**SOURCE DATA:**
==============================

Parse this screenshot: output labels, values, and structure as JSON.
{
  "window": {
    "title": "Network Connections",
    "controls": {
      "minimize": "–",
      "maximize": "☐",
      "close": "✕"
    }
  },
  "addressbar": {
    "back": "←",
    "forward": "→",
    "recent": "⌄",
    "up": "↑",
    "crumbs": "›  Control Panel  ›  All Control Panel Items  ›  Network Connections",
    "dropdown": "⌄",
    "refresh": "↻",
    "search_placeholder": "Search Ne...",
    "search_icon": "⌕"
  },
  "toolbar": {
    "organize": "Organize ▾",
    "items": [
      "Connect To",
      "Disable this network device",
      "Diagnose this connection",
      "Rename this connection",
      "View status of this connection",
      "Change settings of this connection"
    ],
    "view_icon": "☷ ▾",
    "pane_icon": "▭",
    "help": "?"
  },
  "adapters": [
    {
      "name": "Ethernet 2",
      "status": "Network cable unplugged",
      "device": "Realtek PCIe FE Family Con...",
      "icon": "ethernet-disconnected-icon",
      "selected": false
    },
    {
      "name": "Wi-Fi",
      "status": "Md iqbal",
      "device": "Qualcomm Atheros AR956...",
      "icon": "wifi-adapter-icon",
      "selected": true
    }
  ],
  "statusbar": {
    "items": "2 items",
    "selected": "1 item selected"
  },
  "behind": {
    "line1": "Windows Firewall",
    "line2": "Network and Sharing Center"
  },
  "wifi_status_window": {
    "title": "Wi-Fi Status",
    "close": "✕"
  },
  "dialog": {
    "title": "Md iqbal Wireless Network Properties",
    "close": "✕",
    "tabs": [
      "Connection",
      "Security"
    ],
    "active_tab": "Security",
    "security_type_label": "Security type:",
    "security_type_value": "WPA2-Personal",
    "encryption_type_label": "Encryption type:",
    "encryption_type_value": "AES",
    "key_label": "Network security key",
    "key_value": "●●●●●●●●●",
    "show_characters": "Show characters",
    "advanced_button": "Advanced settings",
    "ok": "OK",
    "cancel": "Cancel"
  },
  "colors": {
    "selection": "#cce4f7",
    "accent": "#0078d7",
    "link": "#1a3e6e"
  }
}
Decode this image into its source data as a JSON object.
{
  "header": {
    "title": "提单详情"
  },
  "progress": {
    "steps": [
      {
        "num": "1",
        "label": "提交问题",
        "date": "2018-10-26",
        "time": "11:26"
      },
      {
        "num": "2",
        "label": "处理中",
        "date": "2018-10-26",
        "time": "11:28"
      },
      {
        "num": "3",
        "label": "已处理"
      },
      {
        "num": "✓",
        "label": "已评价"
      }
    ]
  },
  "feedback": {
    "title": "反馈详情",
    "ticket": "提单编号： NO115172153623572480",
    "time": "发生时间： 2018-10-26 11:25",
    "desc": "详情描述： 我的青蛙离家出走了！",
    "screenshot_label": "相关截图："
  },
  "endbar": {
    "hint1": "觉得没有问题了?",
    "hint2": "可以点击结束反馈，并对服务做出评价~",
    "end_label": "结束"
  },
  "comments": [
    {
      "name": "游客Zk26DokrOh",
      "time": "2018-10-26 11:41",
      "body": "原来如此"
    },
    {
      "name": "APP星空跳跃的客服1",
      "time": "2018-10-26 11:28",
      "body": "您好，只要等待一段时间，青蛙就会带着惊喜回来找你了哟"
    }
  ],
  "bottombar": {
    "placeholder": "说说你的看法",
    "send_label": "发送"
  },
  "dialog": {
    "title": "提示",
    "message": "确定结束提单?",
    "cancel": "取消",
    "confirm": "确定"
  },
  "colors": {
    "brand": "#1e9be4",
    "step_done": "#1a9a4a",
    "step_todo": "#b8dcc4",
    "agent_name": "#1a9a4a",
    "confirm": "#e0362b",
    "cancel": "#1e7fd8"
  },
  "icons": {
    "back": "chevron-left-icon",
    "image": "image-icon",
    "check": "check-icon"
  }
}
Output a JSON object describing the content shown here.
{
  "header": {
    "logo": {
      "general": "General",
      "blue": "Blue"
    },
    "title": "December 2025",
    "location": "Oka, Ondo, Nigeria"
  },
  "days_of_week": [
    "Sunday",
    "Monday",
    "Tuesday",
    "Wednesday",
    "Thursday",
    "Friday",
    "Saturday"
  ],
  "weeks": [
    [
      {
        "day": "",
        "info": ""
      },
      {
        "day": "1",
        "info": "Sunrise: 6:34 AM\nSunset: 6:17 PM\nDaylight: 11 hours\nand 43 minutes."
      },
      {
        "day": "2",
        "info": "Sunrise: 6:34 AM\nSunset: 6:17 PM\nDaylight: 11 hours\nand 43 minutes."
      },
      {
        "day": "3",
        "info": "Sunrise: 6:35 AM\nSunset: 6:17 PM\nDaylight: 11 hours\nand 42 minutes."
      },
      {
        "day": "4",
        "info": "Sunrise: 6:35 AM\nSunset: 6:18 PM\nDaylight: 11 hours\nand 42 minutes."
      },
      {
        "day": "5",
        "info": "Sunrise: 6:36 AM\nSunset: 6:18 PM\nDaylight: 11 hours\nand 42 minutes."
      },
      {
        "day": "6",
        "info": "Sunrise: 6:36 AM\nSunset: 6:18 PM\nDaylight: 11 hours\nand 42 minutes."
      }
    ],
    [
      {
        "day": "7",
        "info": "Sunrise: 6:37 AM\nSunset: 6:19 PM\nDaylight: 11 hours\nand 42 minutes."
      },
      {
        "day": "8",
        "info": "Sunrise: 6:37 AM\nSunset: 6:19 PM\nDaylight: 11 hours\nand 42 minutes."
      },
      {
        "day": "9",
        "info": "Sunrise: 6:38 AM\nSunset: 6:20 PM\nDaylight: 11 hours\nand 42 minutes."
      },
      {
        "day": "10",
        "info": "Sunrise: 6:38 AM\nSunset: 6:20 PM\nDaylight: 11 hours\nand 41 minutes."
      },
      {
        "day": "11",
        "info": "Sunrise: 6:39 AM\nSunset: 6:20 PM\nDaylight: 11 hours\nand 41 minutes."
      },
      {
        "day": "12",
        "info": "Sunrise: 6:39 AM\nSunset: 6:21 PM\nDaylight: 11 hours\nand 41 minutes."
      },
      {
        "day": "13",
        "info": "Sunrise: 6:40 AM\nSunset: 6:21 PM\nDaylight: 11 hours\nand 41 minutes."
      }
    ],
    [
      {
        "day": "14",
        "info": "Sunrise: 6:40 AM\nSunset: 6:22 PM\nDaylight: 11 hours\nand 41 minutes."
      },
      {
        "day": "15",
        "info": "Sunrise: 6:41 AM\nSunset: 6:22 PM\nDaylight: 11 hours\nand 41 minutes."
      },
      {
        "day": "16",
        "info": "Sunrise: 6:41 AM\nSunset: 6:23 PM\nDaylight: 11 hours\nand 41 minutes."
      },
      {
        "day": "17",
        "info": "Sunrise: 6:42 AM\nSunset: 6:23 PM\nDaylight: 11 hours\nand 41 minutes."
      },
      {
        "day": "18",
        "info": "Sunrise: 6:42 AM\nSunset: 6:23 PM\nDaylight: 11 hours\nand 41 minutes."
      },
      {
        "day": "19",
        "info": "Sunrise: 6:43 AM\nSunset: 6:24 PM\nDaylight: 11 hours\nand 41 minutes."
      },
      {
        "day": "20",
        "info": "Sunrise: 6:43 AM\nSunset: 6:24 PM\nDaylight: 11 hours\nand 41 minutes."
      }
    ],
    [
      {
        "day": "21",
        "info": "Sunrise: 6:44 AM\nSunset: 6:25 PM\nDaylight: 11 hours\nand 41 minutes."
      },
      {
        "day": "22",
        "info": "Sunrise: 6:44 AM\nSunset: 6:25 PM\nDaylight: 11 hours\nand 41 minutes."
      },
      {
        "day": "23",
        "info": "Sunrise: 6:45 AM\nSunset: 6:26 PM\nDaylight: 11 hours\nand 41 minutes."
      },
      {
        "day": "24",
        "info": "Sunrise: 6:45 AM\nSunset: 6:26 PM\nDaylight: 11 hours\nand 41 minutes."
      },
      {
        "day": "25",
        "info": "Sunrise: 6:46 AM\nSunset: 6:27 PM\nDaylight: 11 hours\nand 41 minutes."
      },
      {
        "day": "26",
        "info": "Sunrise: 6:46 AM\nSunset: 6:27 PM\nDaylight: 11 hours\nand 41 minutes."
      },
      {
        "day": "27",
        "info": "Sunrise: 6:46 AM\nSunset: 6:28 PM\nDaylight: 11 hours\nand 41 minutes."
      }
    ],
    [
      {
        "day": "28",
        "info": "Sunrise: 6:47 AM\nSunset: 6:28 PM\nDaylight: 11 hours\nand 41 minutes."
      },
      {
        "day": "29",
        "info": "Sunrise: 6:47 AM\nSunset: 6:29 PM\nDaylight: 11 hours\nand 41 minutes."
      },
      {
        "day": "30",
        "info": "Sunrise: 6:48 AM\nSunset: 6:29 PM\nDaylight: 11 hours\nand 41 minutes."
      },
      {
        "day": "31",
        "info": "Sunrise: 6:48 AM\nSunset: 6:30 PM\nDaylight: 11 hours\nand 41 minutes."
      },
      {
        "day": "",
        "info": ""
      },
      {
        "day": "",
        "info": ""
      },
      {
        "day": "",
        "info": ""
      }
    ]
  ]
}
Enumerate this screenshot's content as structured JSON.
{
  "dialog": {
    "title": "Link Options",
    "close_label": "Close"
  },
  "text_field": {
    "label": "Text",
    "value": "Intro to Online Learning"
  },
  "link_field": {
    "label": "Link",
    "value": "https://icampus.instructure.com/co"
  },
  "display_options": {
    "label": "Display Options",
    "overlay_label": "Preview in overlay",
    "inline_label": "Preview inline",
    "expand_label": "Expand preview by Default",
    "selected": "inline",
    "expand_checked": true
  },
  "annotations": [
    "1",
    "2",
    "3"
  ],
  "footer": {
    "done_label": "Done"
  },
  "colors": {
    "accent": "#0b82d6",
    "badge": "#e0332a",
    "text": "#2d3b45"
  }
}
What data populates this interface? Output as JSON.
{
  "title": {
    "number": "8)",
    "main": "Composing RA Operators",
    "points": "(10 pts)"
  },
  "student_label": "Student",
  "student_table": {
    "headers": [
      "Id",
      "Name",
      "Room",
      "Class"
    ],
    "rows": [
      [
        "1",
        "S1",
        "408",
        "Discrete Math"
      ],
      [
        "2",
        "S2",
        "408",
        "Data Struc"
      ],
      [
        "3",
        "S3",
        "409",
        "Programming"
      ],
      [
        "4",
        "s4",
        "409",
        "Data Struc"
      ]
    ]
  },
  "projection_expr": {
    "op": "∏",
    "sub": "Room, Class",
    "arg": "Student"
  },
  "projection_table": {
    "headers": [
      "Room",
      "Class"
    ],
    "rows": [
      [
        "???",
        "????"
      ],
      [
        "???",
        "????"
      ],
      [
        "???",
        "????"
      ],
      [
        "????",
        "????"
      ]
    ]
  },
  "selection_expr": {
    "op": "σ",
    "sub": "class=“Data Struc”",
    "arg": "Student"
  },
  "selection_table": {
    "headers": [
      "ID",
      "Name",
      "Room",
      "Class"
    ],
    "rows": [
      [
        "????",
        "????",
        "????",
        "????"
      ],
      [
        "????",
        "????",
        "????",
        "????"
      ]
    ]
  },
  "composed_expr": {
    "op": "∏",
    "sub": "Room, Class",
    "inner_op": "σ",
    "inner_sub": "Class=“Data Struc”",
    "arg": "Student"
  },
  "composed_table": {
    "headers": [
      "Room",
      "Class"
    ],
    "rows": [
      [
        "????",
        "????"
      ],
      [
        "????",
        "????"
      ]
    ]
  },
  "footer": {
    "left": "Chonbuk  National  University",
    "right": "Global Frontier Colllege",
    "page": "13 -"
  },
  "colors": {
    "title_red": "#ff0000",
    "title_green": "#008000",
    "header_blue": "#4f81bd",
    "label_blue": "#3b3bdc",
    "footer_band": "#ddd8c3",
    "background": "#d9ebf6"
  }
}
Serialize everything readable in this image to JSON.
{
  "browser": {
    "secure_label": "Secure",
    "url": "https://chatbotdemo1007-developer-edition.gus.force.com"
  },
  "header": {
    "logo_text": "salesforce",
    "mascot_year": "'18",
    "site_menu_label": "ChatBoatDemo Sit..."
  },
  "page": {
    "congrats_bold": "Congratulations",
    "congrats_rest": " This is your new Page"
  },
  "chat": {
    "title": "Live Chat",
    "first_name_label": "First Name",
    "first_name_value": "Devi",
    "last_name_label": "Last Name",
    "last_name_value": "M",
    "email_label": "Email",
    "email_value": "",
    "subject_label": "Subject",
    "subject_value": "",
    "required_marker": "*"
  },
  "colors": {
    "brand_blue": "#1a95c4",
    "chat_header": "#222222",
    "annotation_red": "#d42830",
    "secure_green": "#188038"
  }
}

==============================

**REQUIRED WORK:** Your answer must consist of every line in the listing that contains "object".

**WORKED SOLUTION:**
Decode this image into its source data as a JSON object.
Output a JSON object describing the content shown here.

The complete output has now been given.